The continuation bet, or cbet, is a strong move that might allow you to scoop the pot straight after the flop, regardless the strength of your hand, after having raised preflop.
Why should I make a continuation bet?
If you raise preflop you are showing some kind of interest in your hand. If someone calls rather than raise your bet, it’s likely that his hand isn’t that strong. You can execute a cbet for two main reasons: for value or bluffing:
- Cbetting for value: if you hold AA preflop and after a call, the flop hits like K52 you definitely want to extract value from the hand, so betting on the flop is the right move. There are many cases where the not-so-strong opponent’s hand might be something like 77-88 or Kx; all these combos are paying your Aces off so making the pot big from the very beginning is the right decision
- Cbetting in bluff: if you hold AQ preflop and the action goes the same as above with a K52 flop, the chances to improve your hand are not great, but you might still force your opponent to fold hands like 77-66, second pairs like A5, etc. In that case is surely better close the hand as soon as possible because many turns and rivers could improve your opponent’s hand or make him less inclined to fold anyway
Continuation bet: sizing
Both when you are trying to extract value or just making your opponent to fold, the amount of the bet has to be the same. You do not want to give away hints on the strength of your hand just betting more when it’s high or small chips when it’s weak.
There’s not such a magic size to live for – because it depends on the flow of the game and the effective stacks the players involved in the hand are playing with – but 2/3 of the pot is a good measure of how you should size the continuation bet.
Continuation bet: turn

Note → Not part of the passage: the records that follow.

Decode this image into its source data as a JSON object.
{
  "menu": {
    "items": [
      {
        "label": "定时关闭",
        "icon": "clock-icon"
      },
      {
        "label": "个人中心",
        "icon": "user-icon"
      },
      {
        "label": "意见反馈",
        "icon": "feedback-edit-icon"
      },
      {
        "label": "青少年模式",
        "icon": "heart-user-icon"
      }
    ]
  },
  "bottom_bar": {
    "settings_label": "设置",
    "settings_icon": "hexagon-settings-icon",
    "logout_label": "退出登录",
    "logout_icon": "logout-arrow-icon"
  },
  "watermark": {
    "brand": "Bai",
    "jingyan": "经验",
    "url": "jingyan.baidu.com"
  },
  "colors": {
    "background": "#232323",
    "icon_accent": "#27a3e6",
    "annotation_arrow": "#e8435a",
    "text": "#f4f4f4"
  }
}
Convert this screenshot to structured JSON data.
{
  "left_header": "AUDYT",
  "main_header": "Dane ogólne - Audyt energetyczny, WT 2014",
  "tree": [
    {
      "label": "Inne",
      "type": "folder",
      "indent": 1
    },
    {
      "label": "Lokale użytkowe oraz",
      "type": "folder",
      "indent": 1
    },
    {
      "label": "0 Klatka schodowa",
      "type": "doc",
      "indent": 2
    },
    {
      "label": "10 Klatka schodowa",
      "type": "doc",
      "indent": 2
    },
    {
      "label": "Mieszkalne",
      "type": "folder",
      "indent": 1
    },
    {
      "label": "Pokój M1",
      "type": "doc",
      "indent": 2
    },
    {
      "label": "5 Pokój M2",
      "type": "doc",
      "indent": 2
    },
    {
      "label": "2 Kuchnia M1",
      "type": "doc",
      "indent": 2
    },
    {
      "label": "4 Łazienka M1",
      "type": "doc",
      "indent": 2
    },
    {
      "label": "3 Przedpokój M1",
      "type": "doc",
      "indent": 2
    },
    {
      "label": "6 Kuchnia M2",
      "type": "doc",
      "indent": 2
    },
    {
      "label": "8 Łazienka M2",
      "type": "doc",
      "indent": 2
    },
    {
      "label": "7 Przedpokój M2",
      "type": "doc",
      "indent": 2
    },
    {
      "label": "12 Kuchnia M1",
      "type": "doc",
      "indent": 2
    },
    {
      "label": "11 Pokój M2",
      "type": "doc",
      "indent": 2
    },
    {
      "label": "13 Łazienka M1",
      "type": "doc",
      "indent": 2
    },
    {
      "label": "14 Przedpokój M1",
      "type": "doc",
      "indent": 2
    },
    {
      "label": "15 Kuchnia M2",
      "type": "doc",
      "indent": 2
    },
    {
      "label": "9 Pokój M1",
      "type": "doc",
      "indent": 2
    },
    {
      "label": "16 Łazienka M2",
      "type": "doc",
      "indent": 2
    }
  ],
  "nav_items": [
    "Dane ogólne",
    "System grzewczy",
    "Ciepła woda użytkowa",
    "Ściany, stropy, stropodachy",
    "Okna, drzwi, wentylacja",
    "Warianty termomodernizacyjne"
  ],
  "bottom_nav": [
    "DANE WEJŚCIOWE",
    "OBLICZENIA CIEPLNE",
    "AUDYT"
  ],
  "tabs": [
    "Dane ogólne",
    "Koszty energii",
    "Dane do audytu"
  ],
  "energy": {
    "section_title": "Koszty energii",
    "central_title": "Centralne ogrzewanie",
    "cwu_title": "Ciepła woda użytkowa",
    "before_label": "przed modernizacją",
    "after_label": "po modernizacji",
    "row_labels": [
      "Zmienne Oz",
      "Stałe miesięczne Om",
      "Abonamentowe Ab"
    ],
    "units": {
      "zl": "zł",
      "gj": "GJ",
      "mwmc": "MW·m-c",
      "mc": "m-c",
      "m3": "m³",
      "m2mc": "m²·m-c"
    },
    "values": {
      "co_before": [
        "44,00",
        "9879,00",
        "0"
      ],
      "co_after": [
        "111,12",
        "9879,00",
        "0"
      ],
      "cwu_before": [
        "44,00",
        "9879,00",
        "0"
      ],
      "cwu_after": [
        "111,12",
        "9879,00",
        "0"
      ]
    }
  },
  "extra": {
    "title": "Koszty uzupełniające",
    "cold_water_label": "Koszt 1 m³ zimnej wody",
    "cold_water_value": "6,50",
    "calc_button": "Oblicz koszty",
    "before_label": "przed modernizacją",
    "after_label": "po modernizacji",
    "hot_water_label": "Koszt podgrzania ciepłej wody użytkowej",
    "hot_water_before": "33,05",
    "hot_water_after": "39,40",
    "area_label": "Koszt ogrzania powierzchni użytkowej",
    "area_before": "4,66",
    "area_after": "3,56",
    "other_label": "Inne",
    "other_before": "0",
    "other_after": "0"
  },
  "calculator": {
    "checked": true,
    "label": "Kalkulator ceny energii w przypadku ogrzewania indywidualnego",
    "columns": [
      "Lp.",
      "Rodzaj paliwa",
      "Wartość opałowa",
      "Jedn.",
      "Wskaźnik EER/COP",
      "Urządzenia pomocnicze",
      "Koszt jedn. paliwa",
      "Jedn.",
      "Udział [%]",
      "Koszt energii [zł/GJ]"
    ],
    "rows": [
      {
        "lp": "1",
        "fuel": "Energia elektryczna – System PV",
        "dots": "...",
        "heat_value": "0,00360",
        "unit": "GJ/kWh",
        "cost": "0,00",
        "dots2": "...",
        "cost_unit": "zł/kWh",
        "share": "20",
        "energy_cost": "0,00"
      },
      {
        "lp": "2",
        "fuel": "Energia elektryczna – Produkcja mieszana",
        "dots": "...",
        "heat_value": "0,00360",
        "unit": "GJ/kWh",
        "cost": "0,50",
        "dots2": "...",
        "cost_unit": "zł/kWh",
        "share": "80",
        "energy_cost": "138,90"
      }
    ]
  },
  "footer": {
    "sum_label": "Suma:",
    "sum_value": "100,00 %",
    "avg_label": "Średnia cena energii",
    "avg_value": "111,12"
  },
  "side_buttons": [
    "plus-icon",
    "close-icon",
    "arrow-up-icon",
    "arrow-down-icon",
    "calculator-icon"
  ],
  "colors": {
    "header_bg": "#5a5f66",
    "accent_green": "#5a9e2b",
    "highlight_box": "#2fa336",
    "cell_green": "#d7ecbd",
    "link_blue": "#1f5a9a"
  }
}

On the turn the basics are similar to the flop, but you should now be more careful about the size of the remaining stacks and the odds/outs (an easy way to count them, here!) of the hand. Raising preflop and betting on the flop and the turn shows a really strong hand (regardless you are actually holding it or not), but before cbetting on the turn in bluff, just remember that you can always let go an hand if you feel you cannot win it. About sizing, also on the turn, 2/3 pot is a nice guideline.
In some cases the flop is clearly too good to cbet or just too connected for your opponent’s range.
If you hold AA on a flop like 742 in a hand involving a very passive player, you might decide to delay the cbet on the turn, just because you know it will be hard to get three streets of value. If opponent holds A7 or 55 or Khi type hands, might not call both flop and turns cbet, so it might make sense to delay the cbet for the turn – giving not many scary cards are likely to fall – and extracting value there and on the river.
Remember that there’s not a general rule when it comes to talk about poker and that every spot is different, but it’s a well-known fact that playing aggressively is an ingredient mandatory for every successful poker enthusiast who’s looking for building a career out of poker